While the UK is enjoying a mini heatwave, sunsets are plentiful, but they only have that nice warm light at the end of the day. If your shoot is not at the end of the day and you want the warm tones you’ll need to cheat a little. Here’s an example of the cheat in action. Taken with an EF 24mm f/1.4L USM lens and the EOS 5D Mark IV.


To make the available light look warmer, you’ll need to adjust the white balance of your shot, either in post – if you shoot RAW – or on the camera if you shoot JPEG. The shots in the post were all shot with the white balance set to Kelvin and about 7000K. I then used the white balance shift on the camera to add more amber and magenta to the shot, this lets me and the model see the results on the camera screen.

sunset no flashThe shot on the left was taken with no flash to give you an idea of the effect of the flash. White balance and other settings were the same as the ones with flash. The model is clearly underexposed and it’s just not as nice. You might use a reflector, but I’ve not seen any pale blue reflectors.


I was experimenting with my position and the angle to the sun to see if I would get some interesting flare, but the sun and trees just didn’t want to help me at the time I shot these.


Blue flash = warm sunset backlight

With the sun behind my model, making a nice rim light and her positioned in the shade under a tree.
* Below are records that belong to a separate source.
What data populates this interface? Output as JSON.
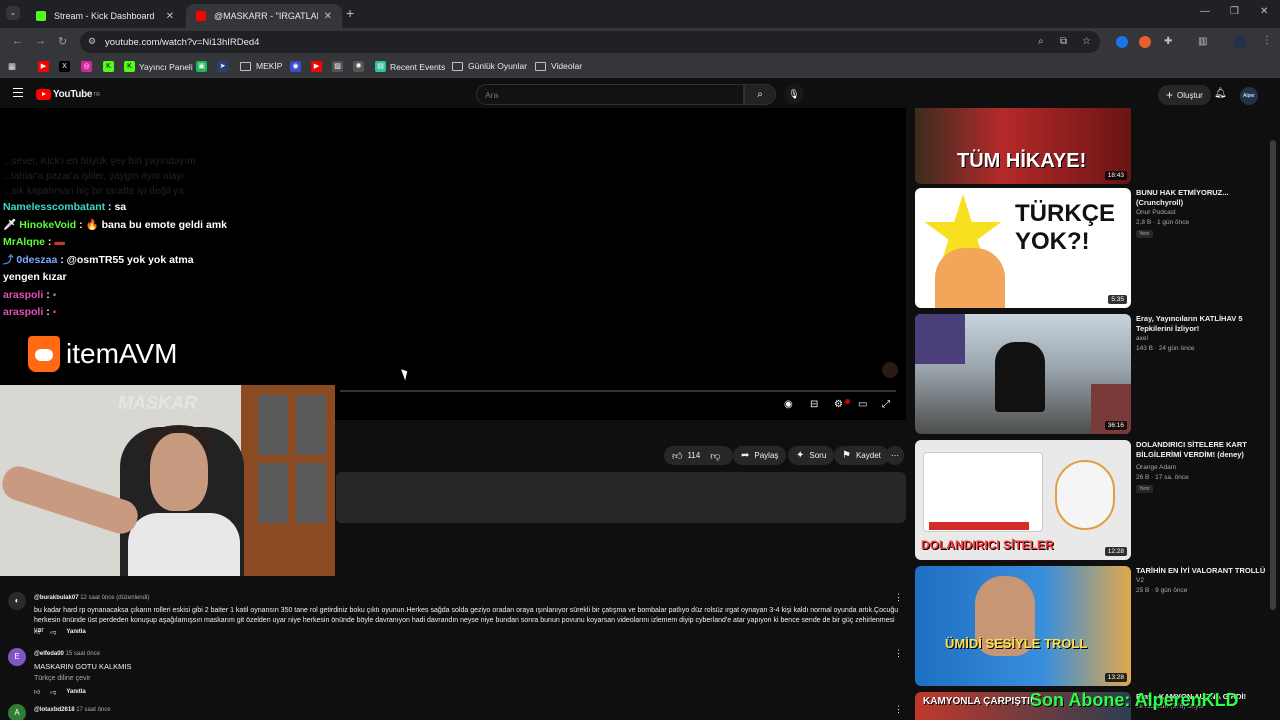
{
  "browser": {
    "tabs": [
      {
        "title": "Stream - Kick Dashboard",
        "favicon_color": "#53fc18",
        "active": false
      },
      {
        "title": "@MASKARR - \"IRGATLARIN GÜ",
        "favicon_color": "#ff0000",
        "active": true
      }
    ],
    "url": "youtube.com/watch?v=Ni13hIRDed4",
    "bookmarks": [
      {
        "label": "",
        "icon": "youtube-icon",
        "color": "#ff0000"
      },
      {
        "label": "",
        "icon": "x-icon",
        "color": "#000000"
      },
      {
        "label": "",
        "icon": "instagram-icon",
        "color": "#d6249f"
      },
      {
        "label": "Yayıncı Paneli",
        "icon": "kick-icon",
        "color": "#53fc18"
      },
      {
        "label": "",
        "icon": "kick-icon",
        "color": "#53fc18"
      },
      {
        "label": "",
        "icon": "app-icon",
        "color": "#1db954"
      },
      {
        "label": "",
        "icon": "arrow-icon",
        "color": "#2a3d74"
      },
      {
        "label": "MEKİP",
        "icon": "folder-icon"
      },
      {
        "label": "",
        "icon": "discord-icon",
        "color": "#3b4cd0"
      },
      {
        "label": "",
        "icon": "youtube-icon",
        "color": "#ff0000"
      },
      {
        "label": "",
        "icon": "image-icon",
        "color": "#555555"
      },
      {
        "label": "",
        "icon": "chatgpt-icon",
        "color": "#555555"
      },
      {
        "label": "Recent Events",
        "icon": "streamlabs-icon",
        "color": "#31c3a2"
      },
      {
        "label": "Günlük Oyunlar",
        "icon": "folder-icon"
      },
      {
        "label": "Videolar",
        "icon": "folder-icon"
      }
    ]
  },
  "youtube": {
    "logo_text": "YouTube",
    "logo_country": "TR",
    "search_placeholder": "Ara",
    "create_label": "Oluştur",
    "avatar_text": "Alper"
  },
  "player": {
    "chat_faded": [
      "...sever, Kick'i en büyük şey biri yayındayım",
      "...lahlar'a pazar'a işliler, yaygın aynı olayı",
      "...sık kapatırsan hiç bir tarafta iyi değil ya"
    ],
    "chat": [
      {
        "user": "Namelesscombatant",
        "message": "sa",
        "color": "#3fd7c6",
        "badge": ""
      },
      {
        "user": "HinokeVoid",
        "message": "🔥 bana bu emote geldi amk",
        "color": "#5efc37",
        "badge": "sword-icon"
      },
      {
        "user": "MrAlqne",
        "message": "▬",
        "color": "#5efc37",
        "badge": ""
      },
      {
        "user": "0deszaa",
        "message": "@osmTR55 yok yok atma",
        "color": "#7aa9ff",
        "badge": "verified-icon"
      },
      {
        "user": "",
        "message": "yengen kızar",
        "color": "#ffffff",
        "badge": ""
      },
      {
        "user": "araspoli",
        "message": "▪",
        "color": "#e74bb8",
        "badge": ""
      },
      {
        "user": "araspoli",
        "message": "▪",
        "color": "#e74bb8",
        "badge": ""
      }
    ],
    "sponsor_text": "itemAVM",
    "webcam_watermark": "MASKAR"
  },
  "actions": {
    "likes": "114",
    "share": "Paylaş",
    "ask": "Soru",
    "save": "Kaydet"
  },
  "comments": [
    {
      "author": "@burakbulak07",
      "time": "12 saat önce (düzenlendi)",
      "avatar_color": "#2a2a2a",
      "avatar_letter": "",
      "text": "bu kadar hard rp oynanacaksa çıkarın rolleri eskisi gibi 2 baiter 1 katil oynansın 350 tane rol getirdiniz boku çıktı oyunun.Herkes sağda solda geziyo oradan oraya ışınlanıyor sürekli bir çatışma ve bombalar patlıyo düz rolsüz ırgat oynayan 3-4 kişi kaldı normal oyunda artık.Çocuğu herkesin önünde üst perdeden konuşup aşağılamışsın maskarım git özelden uyar niye herkesin önünde böyle davranıyon hadi davrandın neyse niye bundan sonra bunun povunu koyarsan videolarını izlemem diyip cyberland'e atar yapıyon ki bence sende de bir güç zehirlenmesi var",
      "reply": "Yanıtla"
    },
    {
      "author": "@elfeda00",
      "time": "15 saat önce",
      "avatar_color": "#7e57c2",
      "avatar_letter": "E",
      "text": "MASKARIN GOTU KALKMIS",
      "translate": "Türkçe diline çevir",
      "reply": "Yanıtla"
    },
    {
      "author": "@lotaxbd2618",
      "time": "17 saat önce",
      "avatar_color": "#2e7d32",
      "avatar_letter": "A",
      "text": "",
      "reply": ""
    }
  ],
  "recommendations": [
    {
      "title": "",
      "channel": "",
      "meta": "",
      "badge": "",
      "duration": "18:43",
      "thumb_text": "TÜM HİKAYE!",
      "thumb_color": "#8b1a1a"
    },
    {
      "title": "BUNU HAK ETMİYORUZ... (Crunchyroll)",
      "channel": "Onur Podcast",
      "meta": "2,8 B · 1 gün önce",
      "badge": "Yeni",
      "duration": "5:35",
      "thumb_text": "TÜRKÇE YOK?!",
      "thumb_color": "#ffffff"
    },
    {
      "title": "Eray, Yayıncıların KATLİHAV 5 Tepkilerini İzliyor!",
      "channel": "axel",
      "meta": "143 B · 24 gün önce",
      "badge": "",
      "duration": "36:16",
      "thumb_text": "",
      "thumb_color": "#6c7a8a"
    },
    {
      "title": "DOLANDIRICI SİTELERE KART BİLGİLERİMİ VERDİM! (deney)",
      "channel": "Orange Adam",
      "meta": "26 B · 17 sa. önce",
      "badge": "Yeni",
      "duration": "12:28",
      "thumb_text": "DOLANDIRICI SİTELER",
      "thumb_color": "#e8e8e8"
    },
    {
      "title": "TARİHİN EN İYİ VALORANT TROLLÜ",
      "channel": "V2",
      "meta": "25 B · 9 gün önce",
      "badge": "",
      "duration": "13:28",
      "thumb_text": "ÜMİDİ SESİYLE TROLL",
      "thumb_color": "#1d6fc2"
    },
    {
      "title": "Eray - KAMYON ALTINA GİRDİ!",
      "channel": "",
      "meta": "ve Kazaları (376) İzliyor",
      "badge": "",
      "duration": "",
      "thumb_text": "KAMYONLA ÇARPIŞTI!",
      "thumb_color": "#c0392b"
    }
  ],
  "overlay": "Son Abone: AlperenKLD",
  "colors": {
    "yt_bg": "#0f0f0f",
    "accent_red": "#ff0000",
    "overlay_green": "#2bff44"
  }
}
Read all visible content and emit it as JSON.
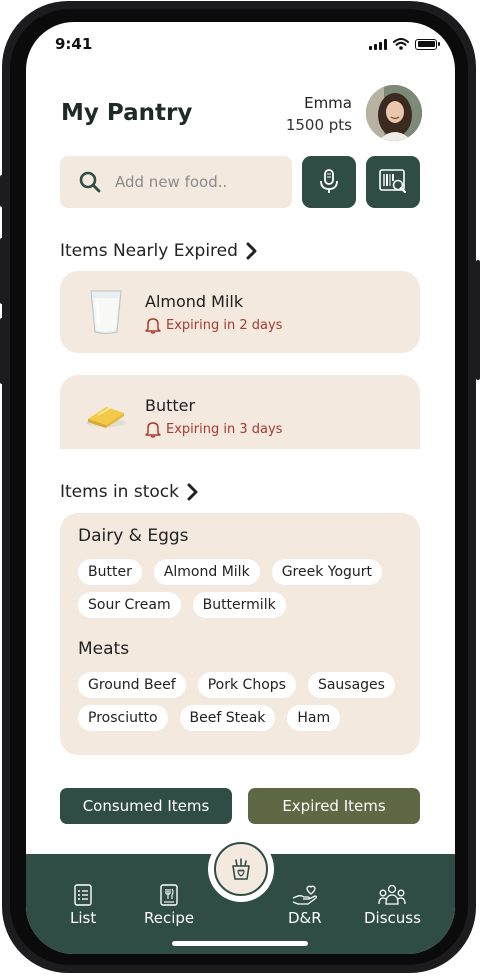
{
  "status_bar": {
    "time": "9:41"
  },
  "header": {
    "title": "My Pantry",
    "user_name": "Emma",
    "points": "1500 pts"
  },
  "search": {
    "placeholder": "Add new food.."
  },
  "nearly_expired": {
    "title": "Items Nearly Expired",
    "items": [
      {
        "name": "Almond Milk",
        "status": "Expiring in 2 days"
      },
      {
        "name": "Butter",
        "status": "Expiring in 3 days"
      }
    ]
  },
  "in_stock": {
    "title": "Items in stock",
    "categories": [
      {
        "name": "Dairy & Eggs",
        "rows": [
          [
            "Butter",
            "Almond Milk",
            "Greek Yogurt"
          ],
          [
            "Sour Cream",
            "Buttermilk"
          ]
        ]
      },
      {
        "name": "Meats",
        "rows": [
          [
            "Ground Beef",
            "Pork Chops",
            "Sausages"
          ],
          [
            "Prosciutto",
            "Beef Steak",
            "Ham"
          ]
        ]
      }
    ]
  },
  "actions": {
    "consumed": "Consumed Items",
    "expired": "Expired Items"
  },
  "nav": {
    "list": "List",
    "recipe": "Recipe",
    "dr": "D&R",
    "discuss": "Discuss"
  },
  "colors": {
    "primary": "#2f4c45",
    "secondary": "#5f6845",
    "card": "#f3e9df",
    "alert": "#a93a30"
  },
  "icons": [
    "search-icon",
    "microphone-icon",
    "barcode-scan-icon",
    "chevron-right-icon",
    "bell-icon",
    "list-icon",
    "recipe-icon",
    "pantry-icon",
    "donate-icon",
    "discuss-icon"
  ]
}
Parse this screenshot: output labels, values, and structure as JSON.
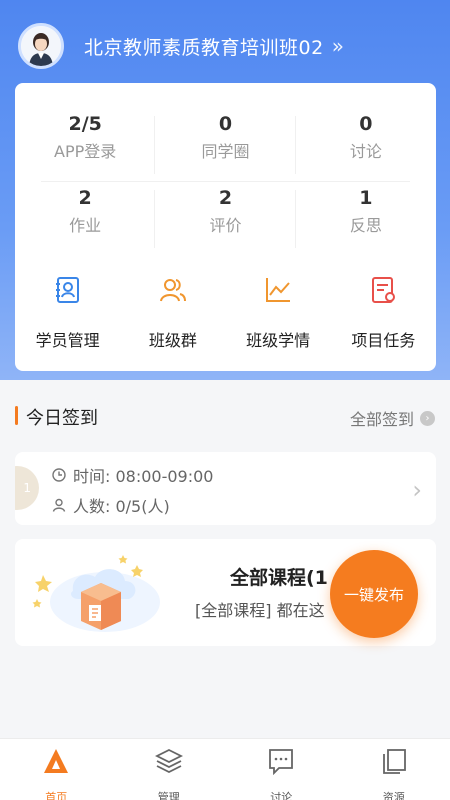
{
  "header": {
    "title": "北京教师素质教育培训班02",
    "chevron": "»"
  },
  "stats": [
    [
      {
        "value": "2/5",
        "label": "APP登录"
      },
      {
        "value": "0",
        "label": "同学圈"
      },
      {
        "value": "0",
        "label": "讨论"
      }
    ],
    [
      {
        "value": "2",
        "label": "作业"
      },
      {
        "value": "2",
        "label": "评价"
      },
      {
        "value": "1",
        "label": "反思"
      }
    ]
  ],
  "quick_actions": [
    {
      "label": "学员管理",
      "icon": "student-manage-icon",
      "color": "#3a86e8"
    },
    {
      "label": "班级群",
      "icon": "class-group-icon",
      "color": "#f0962f"
    },
    {
      "label": "班级学情",
      "icon": "class-stats-icon",
      "color": "#f0962f"
    },
    {
      "label": "项目任务",
      "icon": "project-task-icon",
      "color": "#e8504a"
    }
  ],
  "checkin": {
    "title": "今日签到",
    "all_label": "全部签到",
    "session": {
      "badge": "1",
      "time": "时间: 08:00-09:00",
      "count": "人数: 0/5(人)"
    }
  },
  "course": {
    "title": "全部课程(1",
    "subtitle": "[全部课程] 都在这"
  },
  "fab_label": "一键发布",
  "tabs": [
    {
      "label": "首页",
      "icon": "home-icon",
      "active": true
    },
    {
      "label": "管理",
      "icon": "layers-icon",
      "active": false
    },
    {
      "label": "讨论",
      "icon": "discussion-icon",
      "active": false
    },
    {
      "label": "资源",
      "icon": "resources-icon",
      "active": false
    }
  ],
  "colors": {
    "primary_blue": "#4f86f0",
    "accent_orange": "#f47b20"
  }
}
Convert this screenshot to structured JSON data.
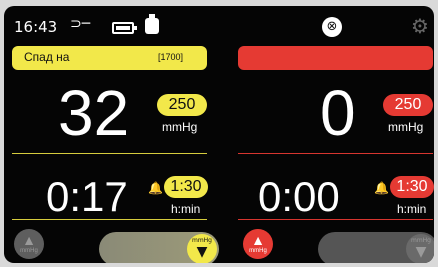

I rigged up my favourite “gorgeous light” the Lastolite by Manfrotto Ezybox Pro Octa Medium. I removed the inner diffuser, and replaced it with a large sheet of blue coloured filter gel. The filter gel I used was a 1/4 CTB from Lee Filters. In the past I used the filter mired shift calculator you can find on the Lee Filters website to see what white balance I would need, and form memory I recalled it to be around 7,000K.

If you don’t have the large filter sheet, you can gel the flashes in the softbox individually. I actually used four Speedlite 600EX-RT flashes in my softbox, but it would work fine with two in all reality.

Don’t forget to see why I use multiple Speedlites in bight light

Since I was using the radio flash system, range was not a real issue, so I fitted the EF 135mm f/2L USM and moved back from the stunning Xanthe Rose for a longer shot. Lighting is the same for this as the wide-angle shots.




So next time the light is not looking warm enough for your shots, break out the light blue filter gels and make the ambient light warm.


About the author

Full-time photo tutor and photographer. I love to share my knowledge and skills to make photos, videos and teach others. I write books and articles for photo magazines and I always have at least one Speedlite flash in my camera bag